Authorities issue 33,000 penalty notices every day
Up to twelve million driving licence holders receive a penalty notice each year – the equivalent of one every 2.5 seconds.
This means as many as a third (30%) of Britain’s 40 million drivers now receive a penalty notice annually.
The penalty notices are usually one of two types:
- Fixed Penalty Notice (FPN) - a criminal penalty issued for contravention of motoring law
- Penalty Charge Notice (PCN) – a civil penalty often issued by councils for contravention of things like parking regulations
The 12 million total is broken down broadly as follows:
- 8 million local authority parking penalties
- 2.5 million local authority bus lane and box junction penalties, etc.
- 500,000 late licensing and insurance penalties, etc.
- 1 million speeding and red-light penalties, etc.
The total of 12 million does not include the annual figure of 1.2 million drivers now undertaking a speed awareness course instead of receiving a penalty and points on their licences.
A further 200,000 drivers a year attend other types of courses having committed other types of offences.
Nor do the figures include the five million parking penalties issued to drivers on private land each year.
Cameras are routinely used not only to catch speeding motorists but also those who enter bus lanes or make illegal turns at junctions.
In 2015, 90% of all speeding offences were captured by camera.
The trends are highlighted in a report - Automated Road Traffic Enforcement: Regulation, Governance and Use - for the RAC Foundation by Dr Adam Snow, a lecturer in criminology at Liverpool Hope University.
In the report Dr Snow says that “perhaps the main driver for the increase in the importance of automation has been the real-terms reductions in police budgets.”
Between 2010 and 2014 the number of dedicated police traffic officers fell by 24%.
This reduction has coincided with a period which has seen a dramatic fall in the cost of automatic enforcement technology. In 2000, it cost £1.5 million for a set of average speed cameras to cover a mile of road. Today it is around £100,000 per mile.
Dr Snow notes that while cameras are immune to matters of “colour, religion, race, gender and so on” they cannot provide either discretion or common sense.
He says that, in general, road traffic enforcement has two aims: preserving public safety and the effective management of the road network.
He argues that when activities that vary in the risk or the harm they cause are punished in the same way then it offends the public’s sense of proportionality, and hence fairness, and can lead to mistrust.
Dr Snow also reports that:
- Automated enforcement can be traced back to 1906 when watches first started to be used to time drivers over a fixed stretch of road to ascertain their speed
- FPNs were introduced in 1960, initially to deal with two offences: having inadequate lighting at night and non-payment of parking
- By 1991, 37 offences were covered by FPNs
- In 1991, the process of de-criminalising parking offences began, with enforcement powers transferring from the police to councils
Steve Gooding, director of the RAC Foundation, said:
“To maintain its legitimacy, automatic enforcement must be viewed by the public as proportionate.
“While wrongdoing should be punished and not excused, a decline in frontline policing risks an imbalanced approach to enforcement.

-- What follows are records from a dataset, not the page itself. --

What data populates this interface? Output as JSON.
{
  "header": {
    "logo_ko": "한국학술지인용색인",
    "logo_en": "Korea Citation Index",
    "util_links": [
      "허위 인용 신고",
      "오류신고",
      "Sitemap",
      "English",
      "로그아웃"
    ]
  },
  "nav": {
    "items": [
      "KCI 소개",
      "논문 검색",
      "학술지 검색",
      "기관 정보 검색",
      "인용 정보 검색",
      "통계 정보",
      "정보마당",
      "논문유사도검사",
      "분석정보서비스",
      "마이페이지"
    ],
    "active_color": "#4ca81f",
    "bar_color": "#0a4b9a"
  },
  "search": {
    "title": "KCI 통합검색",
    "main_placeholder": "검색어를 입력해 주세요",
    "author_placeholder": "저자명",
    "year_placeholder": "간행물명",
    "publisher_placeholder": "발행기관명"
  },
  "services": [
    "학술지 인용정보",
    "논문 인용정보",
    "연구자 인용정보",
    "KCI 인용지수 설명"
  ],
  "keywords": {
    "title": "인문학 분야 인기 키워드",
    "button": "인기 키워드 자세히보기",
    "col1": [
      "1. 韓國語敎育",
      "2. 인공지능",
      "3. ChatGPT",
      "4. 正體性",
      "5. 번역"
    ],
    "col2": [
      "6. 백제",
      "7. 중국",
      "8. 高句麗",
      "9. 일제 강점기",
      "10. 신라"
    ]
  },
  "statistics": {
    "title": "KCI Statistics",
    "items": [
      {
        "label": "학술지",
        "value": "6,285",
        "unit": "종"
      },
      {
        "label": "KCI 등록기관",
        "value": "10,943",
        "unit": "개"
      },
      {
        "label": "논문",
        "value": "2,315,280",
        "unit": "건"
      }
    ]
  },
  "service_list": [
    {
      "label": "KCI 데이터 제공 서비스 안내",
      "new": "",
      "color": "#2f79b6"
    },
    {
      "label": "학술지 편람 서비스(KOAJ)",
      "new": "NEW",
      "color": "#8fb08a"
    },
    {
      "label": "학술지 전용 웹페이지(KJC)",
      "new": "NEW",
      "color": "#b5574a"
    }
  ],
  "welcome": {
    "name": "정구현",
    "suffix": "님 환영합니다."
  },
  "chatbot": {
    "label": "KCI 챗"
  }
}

Millions of motorists are being caught by camera, often for arguably minor misdemeanours, whilst more serious and harmful behaviour goes undetected.
“When it comes to civil enforcement of bus lane and parking infringements authorities should constantly be asking themselves whether the number of notices issued suggest a different method is needed: some bus lanes and box junctions have become renowned as money spinners. If thousands of drivers a day are getting tickets this is a clear indication of a system that is failing.”
Dr Adam Snow, author of the report, said:
“Automated enforcement promises much in terms of speed and cost efficiency for financially-squeezed police forces and councils. However, the driving public are entitled to ask for more weighty principles such as fairness and justice to be taken into consideration when confronted with potential wrong doing.
“Quite how those who ensure the safety of our roads through enforcement can provide both cost effectiveness and justice is a challenge that requires debate and engaged minds.
“I hope this report provides the start of that debate about the acceptability and appropriate place for automation in road traffic enforcement.”
Philip Gomm – Head of External Communications – RAC Foundation
020 7747 3445 | 07711 776448 | firstname.lastname@example.org | 020 7389 0601 (ISDN)
Notes to editors:
The RAC Foundation is a transport policy and research organisation that explores the economic, mobility, safety and environmental issues relating to roads and their users. The Foundation publishes independent and authoritative research with which it promotes informed debate and advocates policy in the interest of the responsible motorist.
The RAC Foundation is a registered charity, number 1002705.
Dr Adam Snow is a lecturer in criminology at Liverpool Hope University. His research expertise lies in the field of road traffic, road safety and parking enforcement. He has produced research reports for a variety of organisations that are involved in parking enforcement and road traffic regulation. His most recent work involved examining (with colleagues from the University of Birmingham) public perceptions of the Traffic Penalty Tribunal's online case management system. His research examines public expectations and experiences of regulation and punishment, and the perceived legitimacy of such enforcement systems.
Dr Snow’s report is available to download here:
All the Foundation’s work is available on its website: